FOLLOW-UP FROM COMBINED EFFORTS WORKSHOP | March, 2018| This graphic was developed after the March 2018 meeting to show members the proposed timeline of activities for the group.
COMBINED EFFORTS WORKSHOP | October , 2017 |
On October 23, 2017 | An interactive community-university workshop at the Cochrane Centre in downtown St. John’s to explore how the university and the community can combine efforts to promote meaningful community service that enriches the learning experience, teaches civic responsibility, and ultimately strengthens communities throughout Newfoundland & Labrador. This event was moderated by SLICE co-conveners Elayne Greeley, Partnership Broker with the Community Employment Collaboration and Dr. Jill Allison, Global Health Coordinator with Memorial’s Faculty of Medicine, together with Pablo Navarro and Rochelle Baker of the NL Centre for Applied Health Research. The workshop brought together 45 participants: faculty and students from multiple university disciplines, representatives from municipal and provincial government and the provincial health system, and people who work in community organizations, all of whom expressed a common interest in forging stronger partnerships to support health equity and social justice. The workshop fulfilled its objective: it built a solid framework for the group to continue exploring collaborative opportunities and approaches in the coming years to support more and better partnerships and to build genuine and meaningful engagement.
About Service Learning
Service Learning refers to any teaching and learning strategy that integrates meaningful community service with instruction and reflection to enrich the learning experience, to teach civic responsibility, and to strengthen communities. (See Comprehensive Framework) As the province's only university, Memorial is dedicated to encouraging and supporting community-engaged work and serving the public good, locally, nationally and internationally.

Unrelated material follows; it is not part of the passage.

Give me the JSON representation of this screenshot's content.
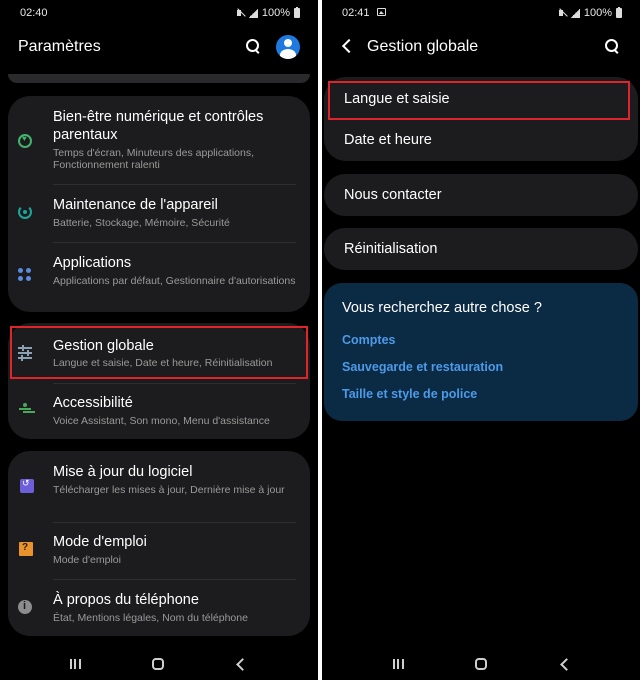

Memorial University is, and always has been, home to students and staff who make community engagement a fundamental element of their research and teaching activities. They are responsive, collaborative and respectful of the needs and contributions of community, drawing on the knowledge and resources of everyone involved.
Enriched by community perspectives and expertise, Memorial is ultimately a stronger institution, a hub of knowledge and ideas that serve the greater community.